Sadly, no medical intervention—public health or otherwise—yet exists to fight the negative side-effects of TRE. It is a (temporarily) chronic condition. There are ways, however, to manage this affliction. Most importantly, do not allow TRE to deflate your obvious passion. There are many for whom TRE immobilizes. With each re-read of one’s application rough draft comes the painful desire to simply, well, not. For others, it requires a speedy solution, like peeling off a Band-Aid or, more accurately, a quick foot amputation for a hang nail: submit as fast as possible so I never have to think about it again. And for others still, it requires an uppage in dosage for anti-anxiety medication.

However you choose to deal with your case of TRE (for it manifests itself differently in each body), remind yourself of that initial fireworks-inducing, damn-near-romantic moment when you first discovered what makes you come alive. Place GHC in the “maybe pile” for one moment, and re-focus your energies on answering a few questions: what inspires you towards action? What are you really, really good at (like, really good at)? What do you enjoy? What was your favorite class in college? Who is your favorite TV character, and how can you be more like her (always Amy Polher)? And really: what are you doing when you feel like your best Self?

Yes, GHC does result in existential crises, I’m glad you noticed.

The questions that swirl in our mind upon the initial ricochet moment usually probe our deepest insecurities: they ask us why we lack. So why not intervene into this line of questioning? Why not ask what we possess? Why not ask if GHC lives up to our potential, to our passion, and to our vision of a more just and equitable world? How can GHC be a vehicle to empower me to be the type of change I wish to see?

I deeply wish I could tell each one of you what it takes to be a GHC scholar, to offer a bulleted list of sure-fire statistics that will guarantee an accurate predictor of your application. The community GHC creates, however, eschews clear lines, embraces the ambiguous, and thrives within interdisciplinary ways of thinking about public health equity.
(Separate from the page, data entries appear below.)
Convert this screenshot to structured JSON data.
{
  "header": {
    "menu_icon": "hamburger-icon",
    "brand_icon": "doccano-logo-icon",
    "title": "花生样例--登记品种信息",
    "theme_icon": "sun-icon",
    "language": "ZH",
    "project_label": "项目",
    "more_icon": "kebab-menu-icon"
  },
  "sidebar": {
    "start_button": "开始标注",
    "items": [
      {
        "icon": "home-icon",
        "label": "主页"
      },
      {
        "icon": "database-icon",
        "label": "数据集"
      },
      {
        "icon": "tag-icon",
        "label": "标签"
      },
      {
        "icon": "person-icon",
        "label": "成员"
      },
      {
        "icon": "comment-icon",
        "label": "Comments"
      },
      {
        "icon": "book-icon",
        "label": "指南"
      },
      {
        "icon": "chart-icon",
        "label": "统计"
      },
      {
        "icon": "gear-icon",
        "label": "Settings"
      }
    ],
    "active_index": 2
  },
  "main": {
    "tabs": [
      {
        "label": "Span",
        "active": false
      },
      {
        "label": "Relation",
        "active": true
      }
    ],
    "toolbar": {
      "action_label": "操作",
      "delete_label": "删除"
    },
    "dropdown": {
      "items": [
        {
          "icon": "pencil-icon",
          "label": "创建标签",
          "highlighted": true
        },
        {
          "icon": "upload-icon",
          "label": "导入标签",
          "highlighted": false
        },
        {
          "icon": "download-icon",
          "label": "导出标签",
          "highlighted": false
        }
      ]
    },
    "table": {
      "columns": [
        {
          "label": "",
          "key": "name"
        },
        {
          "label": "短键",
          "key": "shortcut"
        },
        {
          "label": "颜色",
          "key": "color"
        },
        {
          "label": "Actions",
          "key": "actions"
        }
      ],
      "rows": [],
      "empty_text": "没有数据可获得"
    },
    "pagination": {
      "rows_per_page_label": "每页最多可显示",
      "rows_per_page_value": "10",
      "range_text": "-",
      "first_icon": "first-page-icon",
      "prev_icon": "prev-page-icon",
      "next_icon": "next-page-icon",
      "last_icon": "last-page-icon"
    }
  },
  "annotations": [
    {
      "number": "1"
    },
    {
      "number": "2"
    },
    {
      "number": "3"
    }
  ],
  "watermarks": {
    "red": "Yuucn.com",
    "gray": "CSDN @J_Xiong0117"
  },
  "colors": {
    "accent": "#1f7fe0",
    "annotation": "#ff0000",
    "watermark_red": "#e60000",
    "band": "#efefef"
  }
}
While writing your application (or considering whether or not to apply), write from as authentic a place as an application will allow. For indeed, GHC does not “want” to hear anything. Or rather, they “want” to hear and see you.  And after all: you have a zero percent chance of gaining acceptance if you don’t apply, eh?

Consider applying, not simply because you think you “have a shot” based on easily measurable forms of calculating success. Consider applying because this work makes you come alive. Consider applying because you can’t imagine living life otherwise.